*Task prompt:* Return the entries verbatim and drop every picture.

Content starts

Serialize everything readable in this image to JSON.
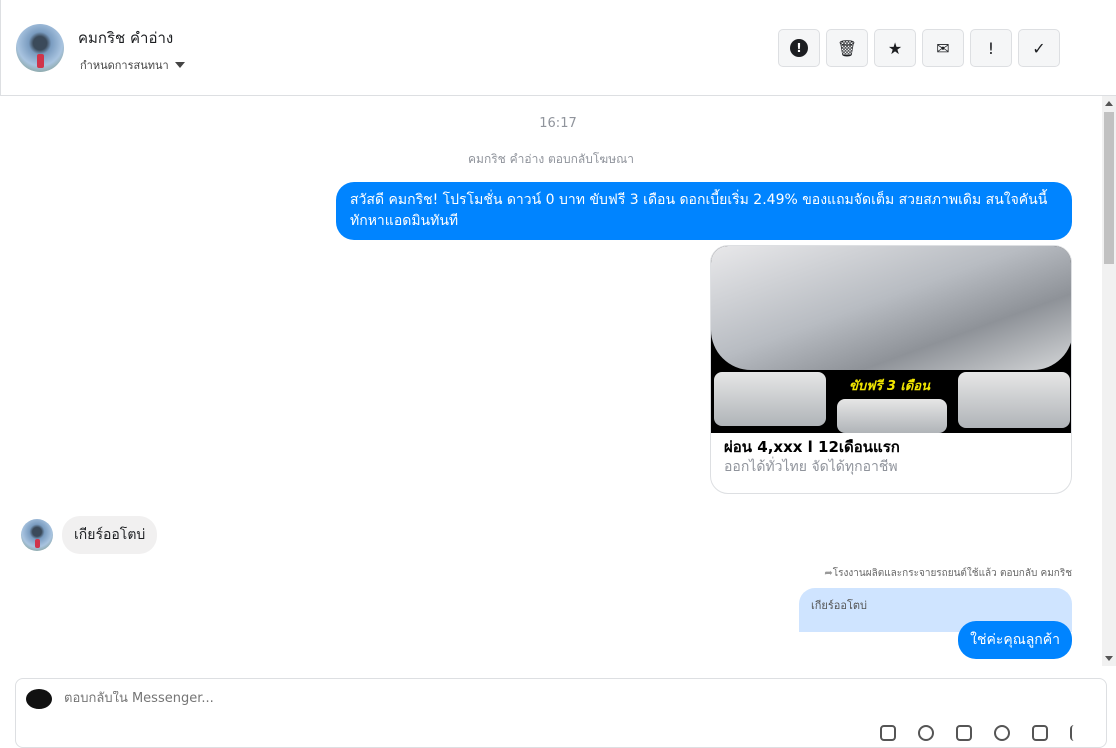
{
  "header": {
    "name": "คมกริช คําอ่าง",
    "assign_label": "กําหนดการสนทนา",
    "tools": [
      {
        "icon": "alert-icon",
        "glyph": "!"
      },
      {
        "icon": "trash-icon",
        "glyph": "🗑"
      },
      {
        "icon": "star-icon",
        "glyph": "★"
      },
      {
        "icon": "envelope-icon",
        "glyph": "✉"
      },
      {
        "icon": "exclamation-icon",
        "glyph": "!"
      },
      {
        "icon": "check-icon",
        "glyph": "✓"
      }
    ]
  },
  "chat": {
    "time": "16:17",
    "system_note": "คมกริช คําอ่าง ตอบกลับโฆษณา",
    "ad_message": "สวัสดี คมกริช! โปรโมชั่น ดาวน์ 0 บาท ขับฟรี 3 เดือน ดอกเบี้ยเริ่ม 2.49% ของแถมจัดเต็ม สวยสภาพเดิม สนใจคันนี้ทักหาแอดมินทันที",
    "card": {
      "image_text": "ขับฟรี 3 เดือน",
      "title": "ผ่อน 4,xxx l 12เดือนแรก",
      "subtitle": "ออกได้ทั่วไทย จัดได้ทุกอาชีพ"
    },
    "customer_message": "เกียร์ออโตบ่",
    "reply_meta": "โรงงานผลิตและกระจายรถยนต์ใช้แล้ว ตอบกลับ คมกริช",
    "quoted": "เกียร์ออโตบ่",
    "reply": "ใช่ค่ะคุณลูกค้า"
  },
  "composer": {
    "placeholder": "ตอบกลับใน Messenger..."
  }
}
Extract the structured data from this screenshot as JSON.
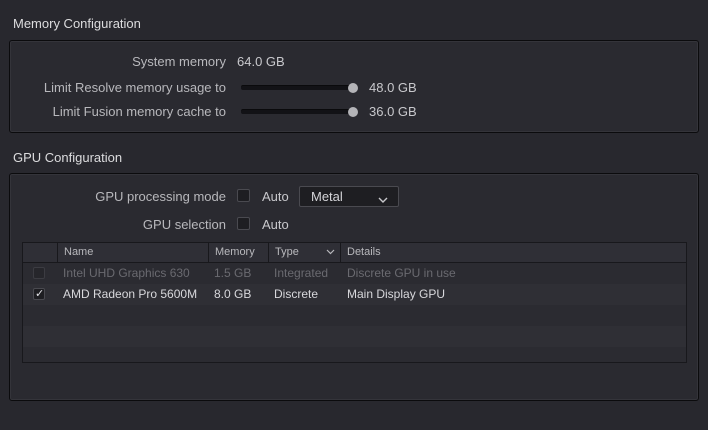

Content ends

*Response area:*
Serialize everything readable in this image to JSON.
{
  "header": {
    "name": "คมกริช คําอ่าง",
    "assign_label": "กําหนดการสนทนา",
    "tools": [
      {
        "icon": "alert-icon",
        "glyph": "!"
      },
      {
        "icon": "trash-icon",
        "glyph": "🗑"
      },
      {
        "icon": "star-icon",
        "glyph": "★"
      },
      {
        "icon": "envelope-icon",
        "glyph": "✉"
      },
      {
        "icon": "exclamation-icon",
        "glyph": "!"
      },
      {
        "icon": "check-icon",
        "glyph": "✓"
      }
    ]
  },
  "chat": {
    "time": "16:17",
    "system_note": "คมกริช คําอ่าง ตอบกลับโฆษณา",
    "ad_message": "สวัสดี คมกริช! โปรโมชั่น ดาวน์ 0 บาท ขับฟรี 3 เดือน ดอกเบี้ยเริ่ม 2.49% ของแถมจัดเต็ม สวยสภาพเดิม สนใจคันนี้ทักหาแอดมินทันที",
    "card": {
      "image_text": "ขับฟรี 3 เดือน",
      "title": "ผ่อน 4,xxx l 12เดือนแรก",
      "subtitle": "ออกได้ทั่วไทย จัดได้ทุกอาชีพ"
    },
    "customer_message": "เกียร์ออโตบ่",
    "reply_meta": "โรงงานผลิตและกระจายรถยนต์ใช้แล้ว ตอบกลับ คมกริช",
    "quoted": "เกียร์ออโตบ่",
    "reply": "ใช่ค่ะคุณลูกค้า"
  },
  "composer": {
    "placeholder": "ตอบกลับใน Messenger..."
  }
}
Extract the structured data from this screenshot as JSON.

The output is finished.